##### AVAILABLE DATA

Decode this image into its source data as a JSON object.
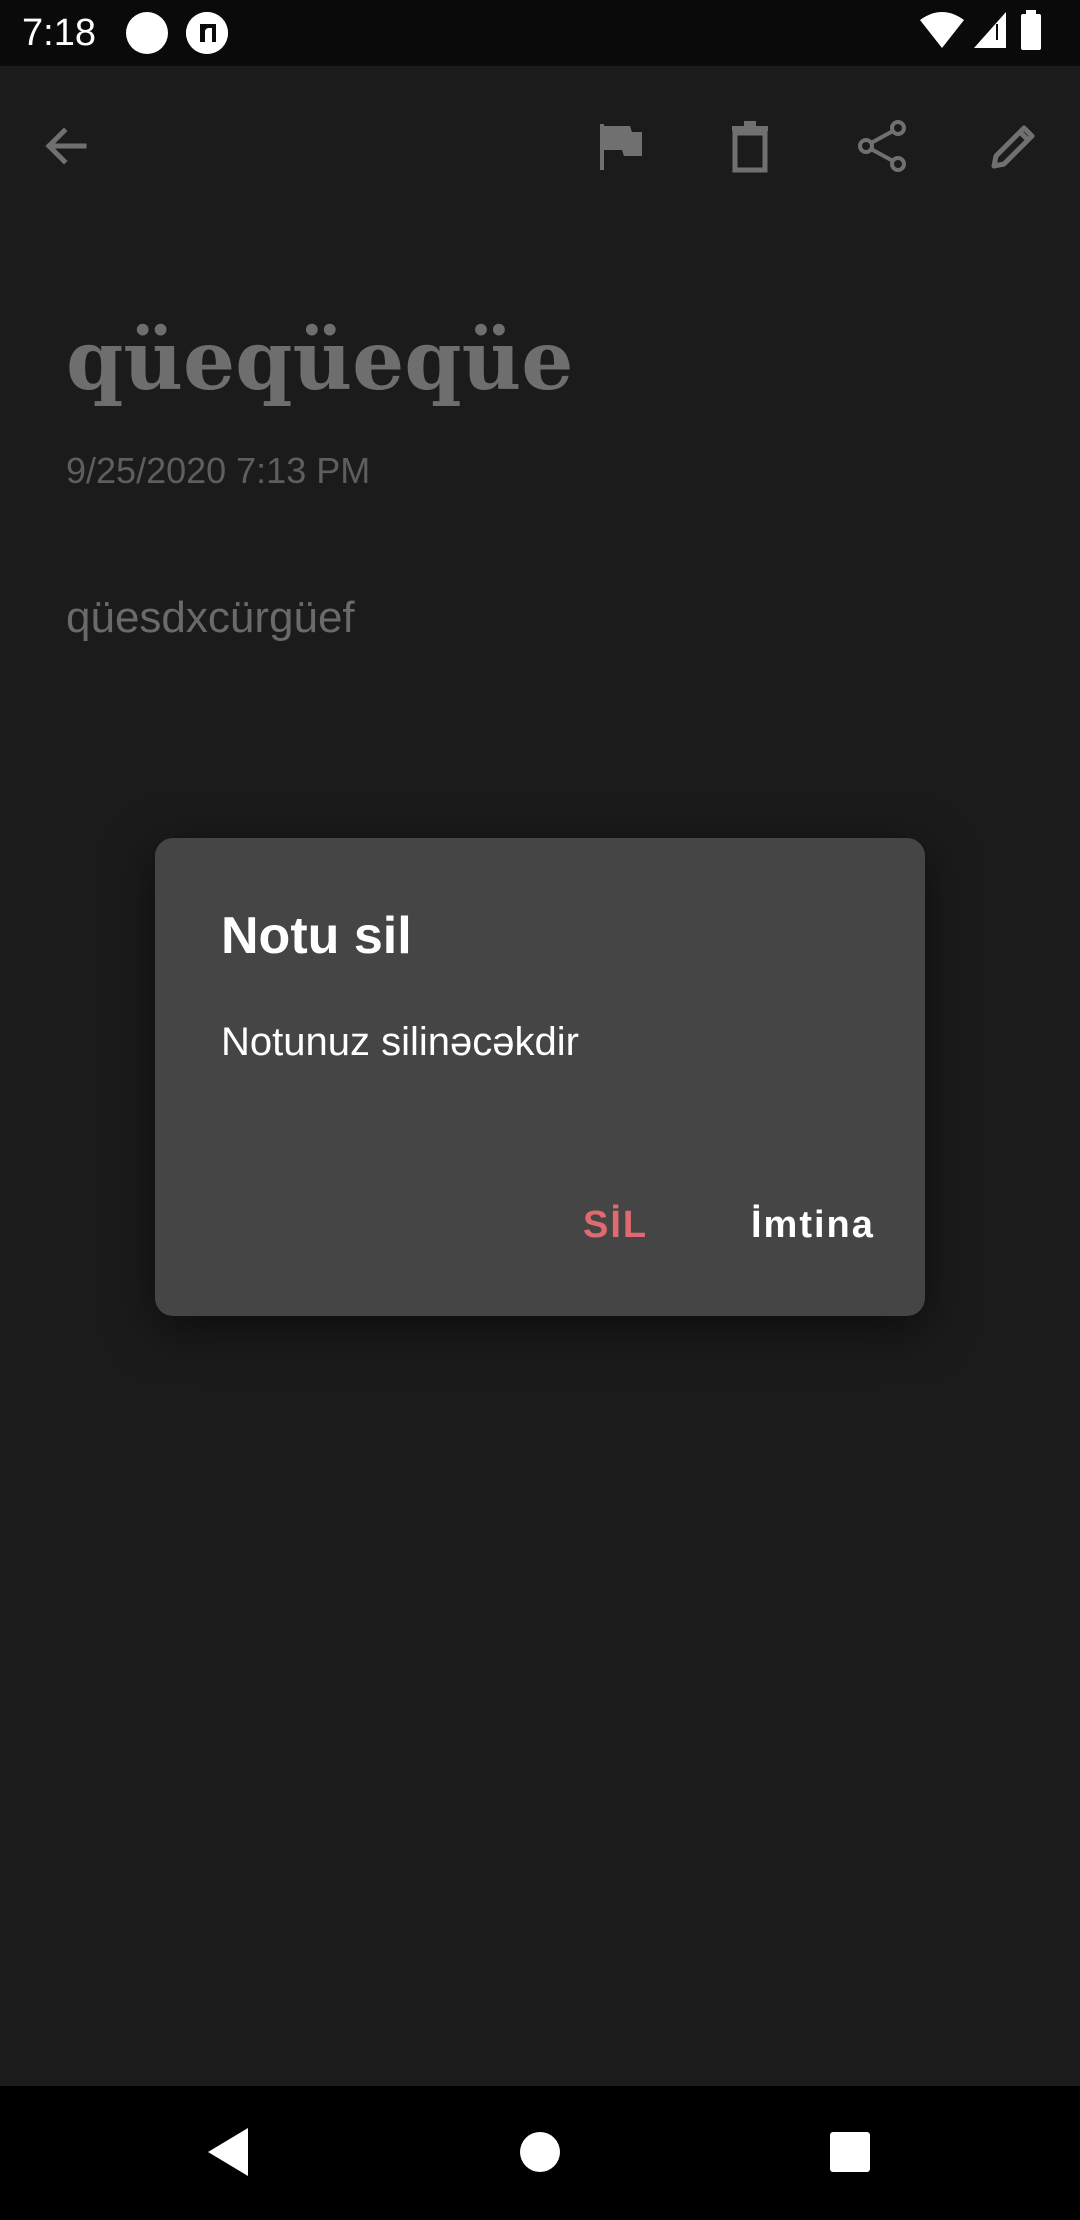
{
  "status_bar": {
    "time": "7:18",
    "icons": [
      "notification-dot-icon",
      "app-notification-icon",
      "wifi-icon",
      "cellular-signal-icon",
      "battery-icon"
    ]
  },
  "toolbar": {
    "icons": [
      "back-arrow-icon",
      "flag-icon",
      "delete-icon",
      "share-icon",
      "edit-icon"
    ]
  },
  "note": {
    "title": "qüeqüeqüe",
    "date": "9/25/2020 7:13 PM",
    "body": "qüesdxcürgüef"
  },
  "dialog": {
    "title": "Notu sil",
    "message": "Notunuz silinəcəkdir",
    "confirm_label": "SİL",
    "cancel_label": "İmtina"
  },
  "nav_bar": {
    "icons": [
      "nav-back-icon",
      "nav-home-icon",
      "nav-recents-icon"
    ]
  },
  "colors": {
    "background": "#1a1a1a",
    "dialog_background": "#454545",
    "destructive_accent": "#e06a6f",
    "dimmed_text": "#6e6e6e"
  }
}
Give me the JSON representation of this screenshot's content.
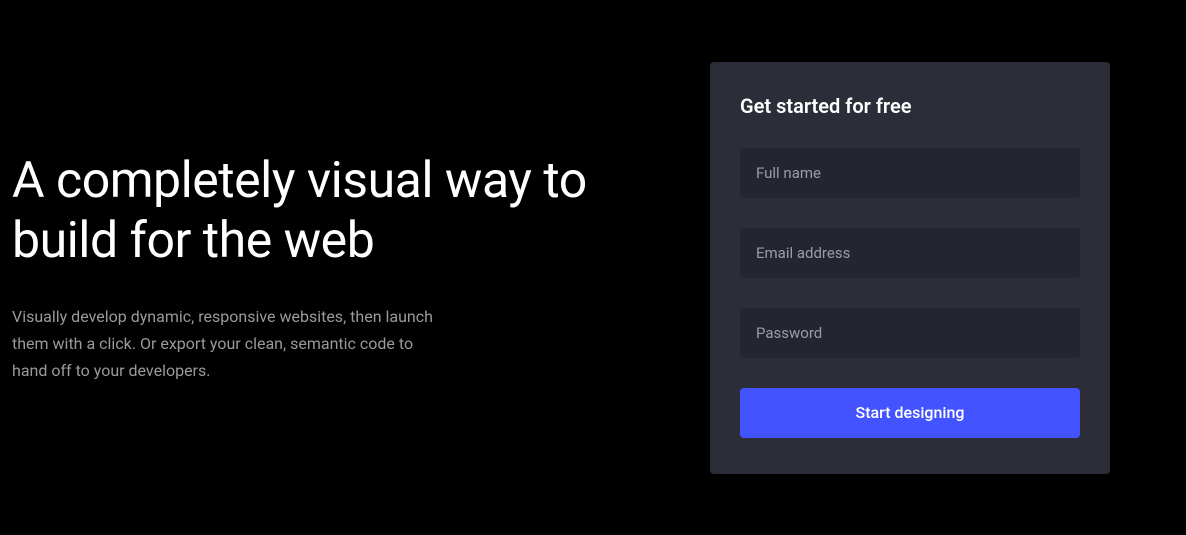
{
  "hero": {
    "heading": "A completely visual way to build for the web",
    "description": "Visually develop dynamic, responsive websites, then launch them with a click. Or export your clean, semantic code to hand off to your developers."
  },
  "signup": {
    "title": "Get started for free",
    "fields": {
      "fullname": {
        "placeholder": "Full name",
        "value": ""
      },
      "email": {
        "placeholder": "Email address",
        "value": ""
      },
      "password": {
        "placeholder": "Password",
        "value": ""
      }
    },
    "submit_label": "Start designing"
  },
  "colors": {
    "background": "#000000",
    "card_bg": "#2b2e38",
    "input_bg": "#232530",
    "accent": "#4353ff",
    "text_primary": "#ffffff",
    "text_secondary": "#9a9a9a"
  }
}
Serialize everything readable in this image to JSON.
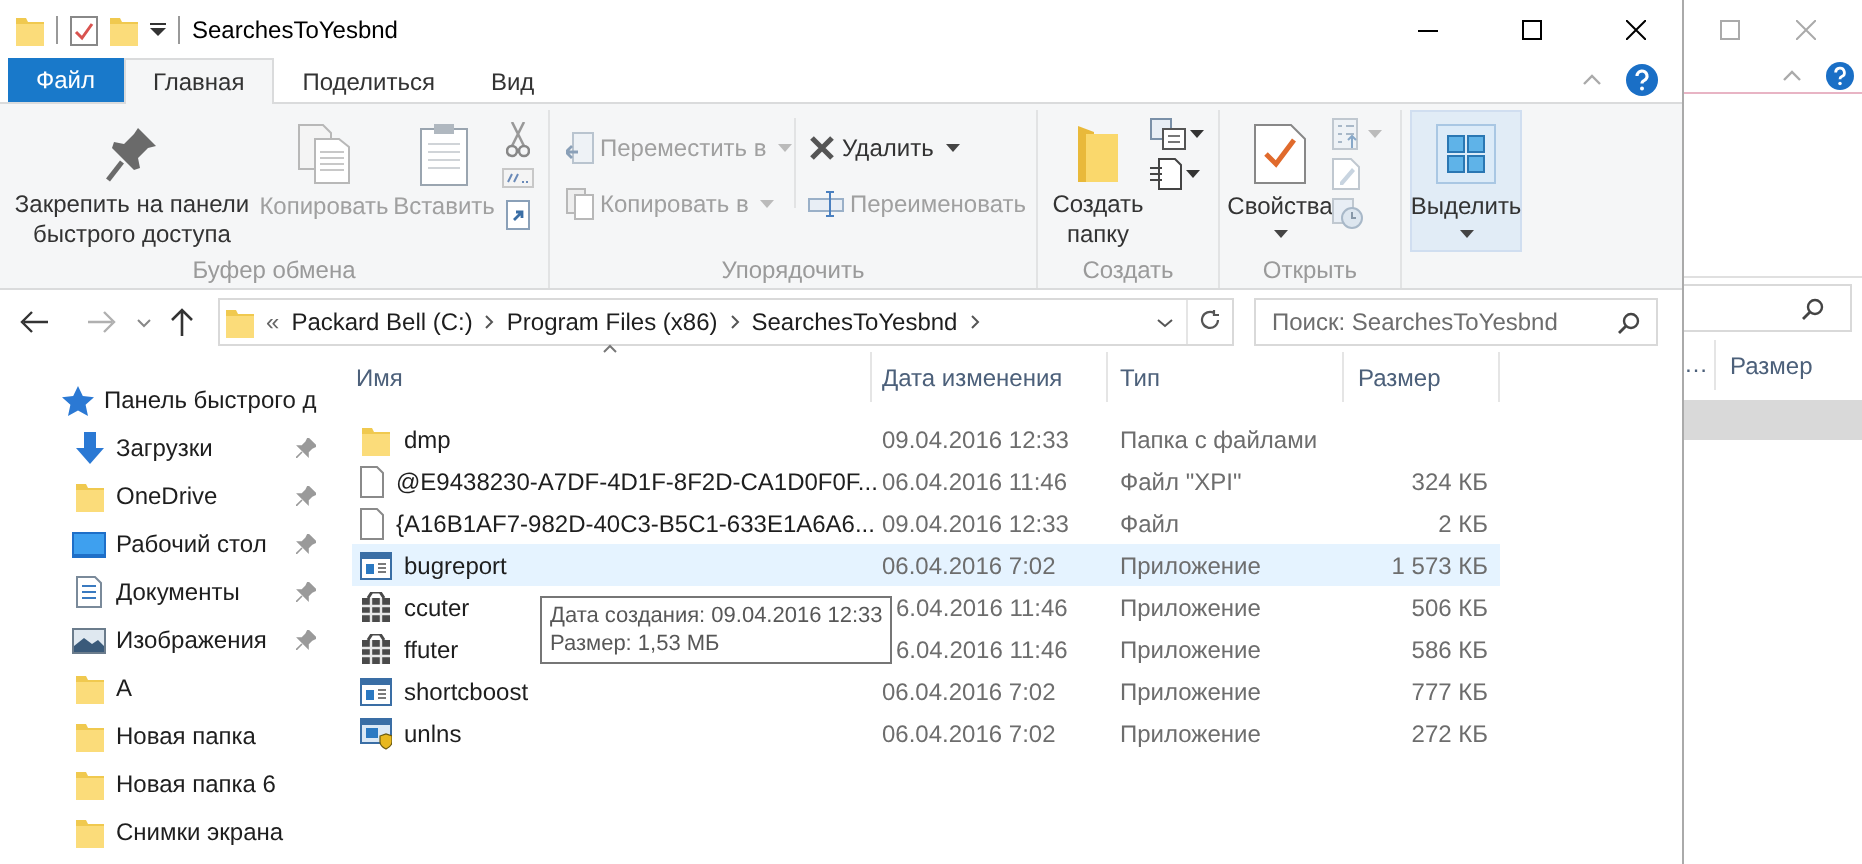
{
  "window": {
    "title": "SearchesToYesbnd"
  },
  "ribbon_tabs": [
    {
      "label": "Файл",
      "kind": "file_menu",
      "selected": false
    },
    {
      "label": "Главная",
      "kind": "tab",
      "selected": true
    },
    {
      "label": "Поделиться",
      "kind": "tab",
      "selected": false
    },
    {
      "label": "Вид",
      "kind": "tab",
      "selected": false
    }
  ],
  "ribbon": {
    "groups": [
      {
        "label": "Буфер обмена",
        "buttons": [
          {
            "label": "Закрепить на панели быстрого доступа",
            "kind": "large",
            "disabled": false,
            "dropdown": false,
            "highlighted": false
          },
          {
            "label": "Копировать",
            "kind": "large",
            "disabled": true,
            "dropdown": false,
            "highlighted": false
          },
          {
            "label": "Вставить",
            "kind": "large",
            "disabled": true,
            "dropdown": false,
            "highlighted": false
          }
        ]
      },
      {
        "label": "Упорядочить",
        "buttons": [
          {
            "label": "Переместить в",
            "kind": "small",
            "disabled": true,
            "dropdown": true,
            "highlighted": false
          },
          {
            "label": "Копировать в",
            "kind": "small",
            "disabled": true,
            "dropdown": true,
            "highlighted": false
          },
          {
            "label": "Удалить",
            "kind": "small",
            "disabled": false,
            "dropdown": true,
            "highlighted": false
          },
          {
            "label": "Переименовать",
            "kind": "small",
            "disabled": true,
            "dropdown": false,
            "highlighted": false
          }
        ]
      },
      {
        "label": "Создать",
        "buttons": [
          {
            "label": "Создать папку",
            "kind": "large",
            "disabled": false,
            "dropdown": false,
            "highlighted": false
          }
        ]
      },
      {
        "label": "Открыть",
        "buttons": [
          {
            "label": "Свойства",
            "kind": "large",
            "disabled": false,
            "dropdown": true,
            "highlighted": false
          }
        ]
      },
      {
        "buttons": [
          {
            "label": "Выделить",
            "kind": "large",
            "disabled": false,
            "dropdown": true,
            "highlighted": true
          }
        ]
      }
    ]
  },
  "address_bar": {
    "overflow": "«",
    "segments": [
      "Packard Bell (C:)",
      "Program Files (x86)",
      "SearchesToYesbnd"
    ]
  },
  "search": {
    "placeholder": "Поиск: SearchesToYesbnd"
  },
  "sidebar": {
    "items": [
      {
        "label": "Панель быстрого д",
        "kind": "quick_access",
        "pinned": false
      },
      {
        "label": "Загрузки",
        "kind": "downloads",
        "pinned": true
      },
      {
        "label": "OneDrive",
        "kind": "folder",
        "pinned": true
      },
      {
        "label": "Рабочий стол",
        "kind": "desktop",
        "pinned": true
      },
      {
        "label": "Документы",
        "kind": "documents",
        "pinned": true
      },
      {
        "label": "Изображения",
        "kind": "pictures",
        "pinned": true
      },
      {
        "label": "A",
        "kind": "folder",
        "pinned": false
      },
      {
        "label": "Новая папка",
        "kind": "folder",
        "pinned": false
      },
      {
        "label": "Новая папка 6",
        "kind": "folder",
        "pinned": false
      },
      {
        "label": "Снимки экрана",
        "kind": "folder",
        "pinned": false
      }
    ]
  },
  "file_list": {
    "columns": [
      {
        "label": "Имя",
        "sorted": true
      },
      {
        "label": "Дата изменения",
        "sorted": false
      },
      {
        "label": "Тип",
        "sorted": false
      },
      {
        "label": "Размер",
        "sorted": false
      }
    ],
    "rows": [
      {
        "name": "dmp",
        "date": "09.04.2016 12:33",
        "type": "Папка с файлами",
        "size": "",
        "kind": "folder",
        "selected": false,
        "date_covered": false
      },
      {
        "name": "@E9438230-A7DF-4D1F-8F2D-CA1D0F0F...",
        "date": "06.04.2016 11:46",
        "type": "Файл \"XPI\"",
        "size": "324 КБ",
        "kind": "file",
        "selected": false,
        "date_covered": false
      },
      {
        "name": "{A16B1AF7-982D-40C3-B5C1-633E1A6A6...",
        "date": "09.04.2016 12:33",
        "type": "Файл",
        "size": "2 КБ",
        "kind": "file",
        "selected": false,
        "date_covered": false
      },
      {
        "name": "bugreport",
        "date": "06.04.2016 7:02",
        "type": "Приложение",
        "size": "1 573 КБ",
        "kind": "app",
        "selected": true,
        "date_covered": false
      },
      {
        "name": "ccuter",
        "date": "6.04.2016 11:46",
        "type": "Приложение",
        "size": "506 КБ",
        "kind": "package",
        "selected": false,
        "date_covered": true
      },
      {
        "name": "ffuter",
        "date": "6.04.2016 11:46",
        "type": "Приложение",
        "size": "586 КБ",
        "kind": "package",
        "selected": false,
        "date_covered": true
      },
      {
        "name": "shortcboost",
        "date": "06.04.2016 7:02",
        "type": "Приложение",
        "size": "777 КБ",
        "kind": "app",
        "selected": false,
        "date_covered": false
      },
      {
        "name": "unlns",
        "date": "06.04.2016 7:02",
        "type": "Приложение",
        "size": "272 КБ",
        "kind": "installer",
        "selected": false,
        "date_covered": false
      }
    ],
    "tooltip": {
      "lines": [
        "Дата создания: 09.04.2016 12:33",
        "Размер: 1,53 МБ"
      ]
    }
  },
  "background_window": {
    "column_headers": [
      "…",
      "Размер"
    ]
  }
}
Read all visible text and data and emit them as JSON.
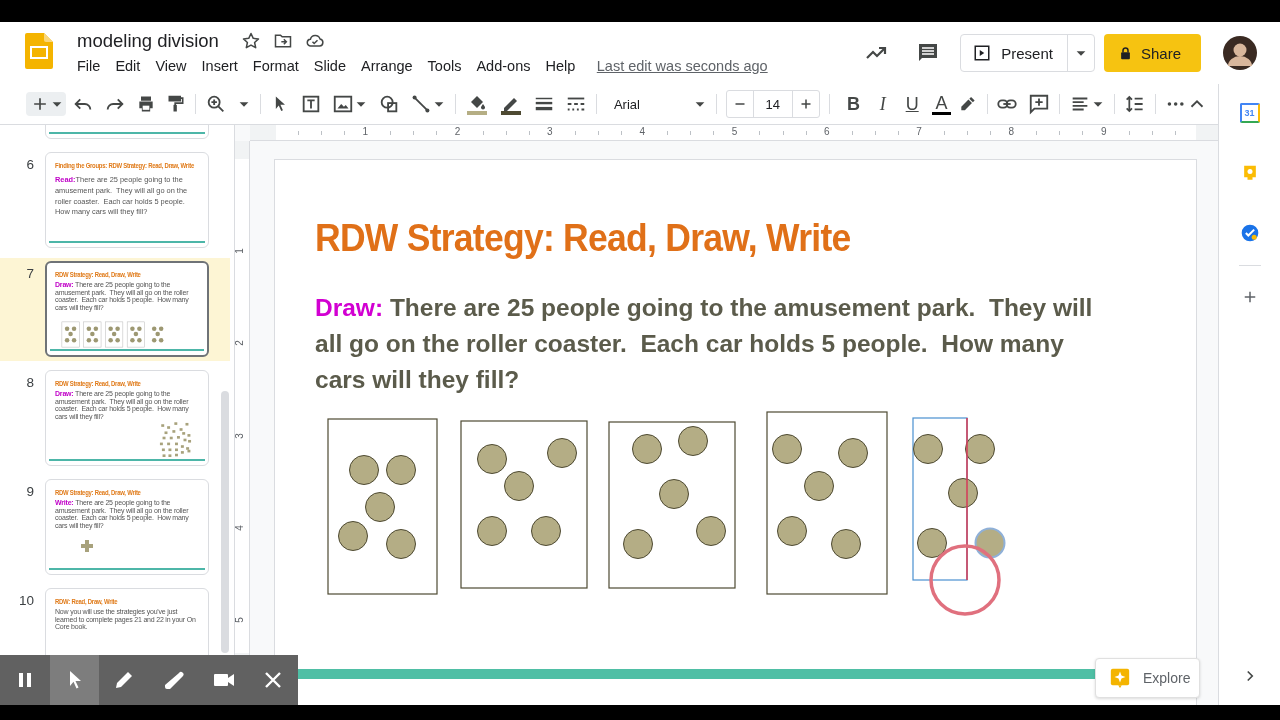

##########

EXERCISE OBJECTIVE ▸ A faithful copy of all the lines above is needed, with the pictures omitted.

OUTPUT FOR THIS EXERCISE ▸
Decode this image into its source data as a JSON object.
{
  "status_bar": {
    "time": "7:18",
    "icons": [
      "notification-dot-icon",
      "app-notification-icon",
      "wifi-icon",
      "cellular-signal-icon",
      "battery-icon"
    ]
  },
  "toolbar": {
    "icons": [
      "back-arrow-icon",
      "flag-icon",
      "delete-icon",
      "share-icon",
      "edit-icon"
    ]
  },
  "note": {
    "title": "qüeqüeqüe",
    "date": "9/25/2020 7:13 PM",
    "body": "qüesdxcürgüef"
  },
  "dialog": {
    "title": "Notu sil",
    "message": "Notunuz silinəcəkdir",
    "confirm_label": "SİL",
    "cancel_label": "İmtina"
  },
  "nav_bar": {
    "icons": [
      "nav-back-icon",
      "nav-home-icon",
      "nav-recents-icon"
    ]
  },
  "colors": {
    "background": "#1a1a1a",
    "dialog_background": "#454545",
    "destructive_accent": "#e06a6f",
    "dimmed_text": "#6e6e6e"
  }
}
Give me the JSON representation of this screenshot's content.
{
  "hero": {
    "heading": "A completely visual way to build for the web",
    "description": "Visually develop dynamic, responsive websites, then launch them with a click. Or export your clean, semantic code to hand off to your developers."
  },
  "signup": {
    "title": "Get started for free",
    "fields": {
      "fullname": {
        "placeholder": "Full name",
        "value": ""
      },
      "email": {
        "placeholder": "Email address",
        "value": ""
      },
      "password": {
        "placeholder": "Password",
        "value": ""
      }
    },
    "submit_label": "Start designing"
  },
  "colors": {
    "background": "#000000",
    "card_bg": "#2b2e38",
    "input_bg": "#232530",
    "accent": "#4353ff",
    "text_primary": "#ffffff",
    "text_secondary": "#9a9a9a"
  }
}
Serialize everything readable in this image to JSON.
{
  "window": {
    "title": "SearchesToYesbnd"
  },
  "ribbon_tabs": [
    {
      "label": "Файл",
      "kind": "file_menu",
      "selected": false
    },
    {
      "label": "Главная",
      "kind": "tab",
      "selected": true
    },
    {
      "label": "Поделиться",
      "kind": "tab",
      "selected": false
    },
    {
      "label": "Вид",
      "kind": "tab",
      "selected": false
    }
  ],
  "ribbon": {
    "groups": [
      {
        "label": "Буфер обмена",
        "buttons": [
          {
            "label": "Закрепить на панели быстрого доступа",
            "kind": "large",
            "disabled": false,
            "dropdown": false,
            "highlighted": false
          },
          {
            "label": "Копировать",
            "kind": "large",
            "disabled": true,
            "dropdown": false,
            "highlighted": false
          },
          {
            "label": "Вставить",
            "kind": "large",
            "disabled": true,
            "dropdown": false,
            "highlighted": false
          }
        ]
      },
      {
        "label": "Упорядочить",
        "buttons": [
          {
            "label": "Переместить в",
            "kind": "small",
            "disabled": true,
            "dropdown": true,
            "highlighted": false
          },
          {
            "label": "Копировать в",
            "kind": "small",
            "disabled": true,
            "dropdown": true,
            "highlighted": false
          },
          {
            "label": "Удалить",
            "kind": "small",
            "disabled": false,
            "dropdown": true,
            "highlighted": false
          },
          {
            "label": "Переименовать",
            "kind": "small",
            "disabled": true,
            "dropdown": false,
            "highlighted": false
          }
        ]
      },
      {
        "label": "Создать",
        "buttons": [
          {
            "label": "Создать папку",
            "kind": "large",
            "disabled": false,
            "dropdown": false,
            "highlighted": false
          }
        ]
      },
      {
        "label": "Открыть",
        "buttons": [
          {
            "label": "Свойства",
            "kind": "large",
            "disabled": false,
            "dropdown": true,
            "highlighted": false
          }
        ]
      },
      {
        "buttons": [
          {
            "label": "Выделить",
            "kind": "large",
            "disabled": false,
            "dropdown": true,
            "highlighted": true
          }
        ]
      }
    ]
  },
  "address_bar": {
    "overflow": "«",
    "segments": [
      "Packard Bell (C:)",
      "Program Files (x86)",
      "SearchesToYesbnd"
    ]
  },
  "search": {
    "placeholder": "Поиск: SearchesToYesbnd"
  },
  "sidebar": {
    "items": [
      {
        "label": "Панель быстрого д",
        "kind": "quick_access",
        "pinned": false
      },
      {
        "label": "Загрузки",
        "kind": "downloads",
        "pinned": true
      },
      {
        "label": "OneDrive",
        "kind": "folder",
        "pinned": true
      },
      {
        "label": "Рабочий стол",
        "kind": "desktop",
        "pinned": true
      },
      {
        "label": "Документы",
        "kind": "documents",
        "pinned": true
      },
      {
        "label": "Изображения",
        "kind": "pictures",
        "pinned": true
      },
      {
        "label": "A",
        "kind": "folder",
        "pinned": false
      },
      {
        "label": "Новая папка",
        "kind": "folder",
        "pinned": false
      },
      {
        "label": "Новая папка 6",
        "kind": "folder",
        "pinned": false
      },
      {
        "label": "Снимки экрана",
        "kind": "folder",
        "pinned": false
      }
    ]
  },
  "file_list": {
    "columns": [
      {
        "label": "Имя",
        "sorted": true
      },
      {
        "label": "Дата изменения",
        "sorted": false
      },
      {
        "label": "Тип",
        "sorted": false
      },
      {
        "label": "Размер",
        "sorted": false
      }
    ],
    "rows": [
      {
        "name": "dmp",
        "date": "09.04.2016 12:33",
        "type": "Папка с файлами",
        "size": "",
        "kind": "folder",
        "selected": false,
        "date_covered": false
      },
      {
        "name": "@E9438230-A7DF-4D1F-8F2D-CA1D0F0F...",
        "date": "06.04.2016 11:46",
        "type": "Файл \"XPI\"",
        "size": "324 КБ",
        "kind": "file",
        "selected": false,
        "date_covered": false
      },
      {
        "name": "{A16B1AF7-982D-40C3-B5C1-633E1A6A6...",
        "date": "09.04.2016 12:33",
        "type": "Файл",
        "size": "2 КБ",
        "kind": "file",
        "selected": false,
        "date_covered": false
      },
      {
        "name": "bugreport",
        "date": "06.04.2016 7:02",
        "type": "Приложение",
        "size": "1 573 КБ",
        "kind": "app",
        "selected": true,
        "date_covered": false
      },
      {
        "name": "ccuter",
        "date": "6.04.2016 11:46",
        "type": "Приложение",
        "size": "506 КБ",
        "kind": "package",
        "selected": false,
        "date_covered": true
      },
      {
        "name": "ffuter",
        "date": "6.04.2016 11:46",
        "type": "Приложение",
        "size": "586 КБ",
        "kind": "package",
        "selected": false,
        "date_covered": true
      },
      {
        "name": "shortcboost",
        "date": "06.04.2016 7:02",
        "type": "Приложение",
        "size": "777 КБ",
        "kind": "app",
        "selected": false,
        "date_covered": false
      },
      {
        "name": "unlns",
        "date": "06.04.2016 7:02",
        "type": "Приложение",
        "size": "272 КБ",
        "kind": "installer",
        "selected": false,
        "date_covered": false
      }
    ],
    "tooltip": {
      "lines": [
        "Дата создания: 09.04.2016 12:33",
        "Размер: 1,53 МБ"
      ]
    }
  },
  "background_window": {
    "column_headers": [
      "…",
      "Размер"
    ]
  }
}
Read all visible text and data and emit them as JSON.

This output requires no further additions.